When
Newton formulates the
Gravitational Theory in the
17th century, you would never think that it would complicate things so much. Newton manages to explain how gravity works and its influence, but never explains why and the origin of this force. Objects, according to Newton and according to what we can now say with certainty, attract each other according to each other''s mass. Newton was able, through its various forms, to predict and describe this force; however, he couldn''t understand how it was that it worked.
Einstein, in the early
20th century, redefines the way of understanding Gravity with his theory of
General Relativity. Asserting that nothing could go faster than the speed of light comes into conflict with Newton, who affirmed that Gravity acted instantly at any distance. What Einstein formulates to integrate the ideas of gravity, and rethink Newton, without betraying the absolute speed of light, is the space-time mesh. Einstein raises that the universe can be understood on a spatio-temporal mesh. Heavier objects curve this mesh, producing what we mean by Gravity.
Einstein revolutionizes physics with his theory and aims with it (we know from his letters) to one much larger goal: a unifying theory to explain the cosmic order; i.e., that integrates the other known force until the time: Electromagnetism.
Maxwell had succeeded in integrating two forces which had an apparent relationship: electricity and magnetism. Einstein admired this achievement, and intended to unify
electromagnetism with the force he had restated: gravity. However, the differences between both forces increased, and thus Einstein failed ever to integrate them. Gravity worked perfectly to explain the behaviour of the big stars, but electromagnetism was much more powerful at the atomic level.
During the 1920s, a group of scientists began to develop, in parallel to Einstein''s attempts, a new vision of the subatomic behavior: quantum mechanics.
Quantum mechanics explained how the tiny particles that make up the atom are related to each other. Gravity and electromagnetism, at this level, did not work to explain anything. The main problem lies in the way of conceiving the behavior of particles: Einstein''s universe was orderly and harmonious, while the one posed by quantum mechanics, at the subatomic level, was a chaotic and random universe.

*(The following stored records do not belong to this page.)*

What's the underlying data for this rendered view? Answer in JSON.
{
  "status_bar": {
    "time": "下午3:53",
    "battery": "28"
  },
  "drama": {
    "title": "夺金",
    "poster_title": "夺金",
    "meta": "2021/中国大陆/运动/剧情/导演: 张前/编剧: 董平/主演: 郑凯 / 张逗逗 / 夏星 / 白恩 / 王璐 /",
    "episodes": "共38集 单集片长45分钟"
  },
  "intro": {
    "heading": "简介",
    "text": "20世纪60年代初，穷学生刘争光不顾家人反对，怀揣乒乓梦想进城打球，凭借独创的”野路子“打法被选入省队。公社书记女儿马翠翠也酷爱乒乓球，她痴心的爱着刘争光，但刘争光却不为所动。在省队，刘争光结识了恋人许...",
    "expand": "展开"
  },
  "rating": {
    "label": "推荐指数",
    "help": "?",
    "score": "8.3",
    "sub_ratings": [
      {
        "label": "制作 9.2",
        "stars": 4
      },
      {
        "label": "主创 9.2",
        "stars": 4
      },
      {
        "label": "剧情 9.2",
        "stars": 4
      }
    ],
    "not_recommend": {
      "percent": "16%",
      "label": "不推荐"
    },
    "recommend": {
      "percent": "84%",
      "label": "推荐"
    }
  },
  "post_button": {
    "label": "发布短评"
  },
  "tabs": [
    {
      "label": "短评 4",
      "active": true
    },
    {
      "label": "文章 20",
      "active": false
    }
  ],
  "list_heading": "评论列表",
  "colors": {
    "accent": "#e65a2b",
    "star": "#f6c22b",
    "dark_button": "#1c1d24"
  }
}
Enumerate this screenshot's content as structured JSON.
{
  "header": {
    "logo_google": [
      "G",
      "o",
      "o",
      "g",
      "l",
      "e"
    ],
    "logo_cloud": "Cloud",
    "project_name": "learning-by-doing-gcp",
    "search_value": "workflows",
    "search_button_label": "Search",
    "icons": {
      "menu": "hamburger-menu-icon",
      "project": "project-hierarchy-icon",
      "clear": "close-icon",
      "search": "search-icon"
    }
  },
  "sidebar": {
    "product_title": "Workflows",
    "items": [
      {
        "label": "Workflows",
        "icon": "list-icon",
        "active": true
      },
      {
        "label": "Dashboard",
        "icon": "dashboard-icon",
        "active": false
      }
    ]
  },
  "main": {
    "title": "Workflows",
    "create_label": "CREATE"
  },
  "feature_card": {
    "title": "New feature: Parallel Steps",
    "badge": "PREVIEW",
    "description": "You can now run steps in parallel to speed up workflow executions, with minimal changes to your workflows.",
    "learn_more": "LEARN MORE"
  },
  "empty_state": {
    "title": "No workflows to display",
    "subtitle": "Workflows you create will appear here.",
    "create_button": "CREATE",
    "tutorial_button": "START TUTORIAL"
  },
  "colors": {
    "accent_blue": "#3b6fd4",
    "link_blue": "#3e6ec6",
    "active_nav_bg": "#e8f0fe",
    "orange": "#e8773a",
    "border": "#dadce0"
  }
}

Quantum Mechanics is a science of probability. For this branch of physics, everything can happen, and goes as far as to say that if for a phenomenon there are a hundred possibilities, the hundred chances will be carried out. At the subatomic level the odds that something happened which challenged the laws of classical physics are equivalent to those which contradict them. In fact, for Quantum Mechanics, those odds happen in our everyday world as well; however, they are so remote that it would have to spend thousands of years experimenting. Einstein and Quantum Mechanics are inconsistent from the simple fact that Quantum Mechanics stated that it was impossible to know the outcome of an experiment.
The path towards a unifying theory is complicated further when Quantum Mechanics defines two new forces: the
strong nuclear force (which holds together neutrons and protons in the nucleus of the atom) and the
weak nuclear force (which allows that neutrons are transformed into protons, emitting radiation during the process). For this quantum mechanics, all forces (with the exception of gravity) work perfectly on a subatomic scale (electromagnetism, the weak nuclear force and the strong nuclear force).
Thus, the unification which would allow the explanation of the universe and the behavior of the whole, moved away. Einstein, already coming to his death, could not assume the discoveries of Quantum Mechanics. And other scientists did not believe themselves capable of integrating general relativity for electromagnetism and nuclear forces that explained the subatomic behavior.